St. Onge was recently asked to perform a typical network analysis for a manufacturer of small industrial parts. We were asked to determine if a forward distribution center in addition to their flagship facility attached to their plant was justified based on freight savings and service improvements. The client distributes the product through a nationwide network of 115 distributors. These distributors represent and maintain inventory for not only our client but other manufacturers in the industry. The result of the study was that a forward DC was not justified in the face of the incremental inventory and facility costs such a strategy would entail.
However, we did uncover significant savings for the client. Shipments from the main DC to distributors is a mix of parcel ground and LTL freight. Through an analysis of a 12-month shipment history, we observed that most distributors place and receive multiple orders in the same day. In some cases, they received 10-15 parcel shipments in a given day. It turns out that orders are transmitted to the manufacturer throughout the day as soon as the need is identified. And the manufacturer processes the orders as they arrive with no consolidation even though most orders are not time sensitive. As a result, the warehouse picks and processes a large number of small orders, prepares each one for parcel or small freight shipment, and the customer must receive multiple small orders from the same source daily.
Using the 12-month shipment history file, St Onge was able to accurately quantify the freight savings associated with various order consolidation strategies. We considered daily order consolidation as well as 2 & 3-day order windows in which customer orders were queued until the customer’s next scheduled ship day. Based on the manufacturer’s service level agreements with distributors, they decided to ship to most distributors 2-3 times per week. This strategy resulted in a 5% savings for freight to distributor in addition to efficiency gains within the warehouse picking and shipping departments, as well as more efficient order receipt at the distributor.

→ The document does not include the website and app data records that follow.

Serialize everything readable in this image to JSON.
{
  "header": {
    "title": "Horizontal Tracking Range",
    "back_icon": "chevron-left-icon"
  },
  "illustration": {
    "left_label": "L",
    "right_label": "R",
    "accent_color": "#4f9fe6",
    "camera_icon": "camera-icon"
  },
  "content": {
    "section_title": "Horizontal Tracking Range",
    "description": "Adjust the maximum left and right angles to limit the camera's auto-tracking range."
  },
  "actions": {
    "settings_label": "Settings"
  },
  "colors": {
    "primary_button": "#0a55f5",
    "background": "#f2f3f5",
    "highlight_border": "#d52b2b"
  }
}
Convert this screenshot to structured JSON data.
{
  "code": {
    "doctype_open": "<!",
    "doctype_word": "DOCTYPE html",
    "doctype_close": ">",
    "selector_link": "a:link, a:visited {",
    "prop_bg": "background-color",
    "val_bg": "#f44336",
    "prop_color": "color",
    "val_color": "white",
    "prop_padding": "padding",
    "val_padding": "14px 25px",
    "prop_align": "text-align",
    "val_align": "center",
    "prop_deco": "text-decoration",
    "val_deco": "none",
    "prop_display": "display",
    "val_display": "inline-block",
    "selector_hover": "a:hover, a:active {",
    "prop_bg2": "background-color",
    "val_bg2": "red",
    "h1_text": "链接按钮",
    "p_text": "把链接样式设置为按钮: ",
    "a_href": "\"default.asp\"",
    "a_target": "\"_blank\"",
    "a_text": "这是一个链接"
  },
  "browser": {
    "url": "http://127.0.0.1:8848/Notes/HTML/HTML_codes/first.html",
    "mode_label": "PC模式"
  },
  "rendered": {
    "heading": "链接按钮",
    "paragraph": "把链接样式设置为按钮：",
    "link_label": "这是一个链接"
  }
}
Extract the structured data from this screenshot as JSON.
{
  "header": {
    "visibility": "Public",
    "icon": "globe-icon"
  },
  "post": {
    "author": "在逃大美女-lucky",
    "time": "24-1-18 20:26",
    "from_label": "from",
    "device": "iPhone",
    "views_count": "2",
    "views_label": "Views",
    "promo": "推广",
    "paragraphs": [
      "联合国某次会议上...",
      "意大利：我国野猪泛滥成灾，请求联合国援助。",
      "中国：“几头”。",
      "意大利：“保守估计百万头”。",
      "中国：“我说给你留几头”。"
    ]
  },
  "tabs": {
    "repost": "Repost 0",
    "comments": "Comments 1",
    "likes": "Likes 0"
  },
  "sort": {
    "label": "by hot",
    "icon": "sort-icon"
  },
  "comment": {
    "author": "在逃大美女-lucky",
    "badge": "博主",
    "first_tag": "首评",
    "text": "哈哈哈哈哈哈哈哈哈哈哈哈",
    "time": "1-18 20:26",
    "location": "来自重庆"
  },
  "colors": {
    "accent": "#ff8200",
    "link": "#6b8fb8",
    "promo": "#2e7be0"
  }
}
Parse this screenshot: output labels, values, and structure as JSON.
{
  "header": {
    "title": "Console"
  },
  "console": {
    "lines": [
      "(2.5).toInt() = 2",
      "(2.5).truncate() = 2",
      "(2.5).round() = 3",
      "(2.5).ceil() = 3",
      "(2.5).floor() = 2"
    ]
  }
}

This implementation of order consolidation can be transparent to the customer and the warehouse operation, but may require adjustments to WMS or other operational systems. Order consolidation is low risk with potential for significant gains, however the strategy that you choose needs to maintain or improve customer satisfaction.
—Dave Wheeler, St. Onge Company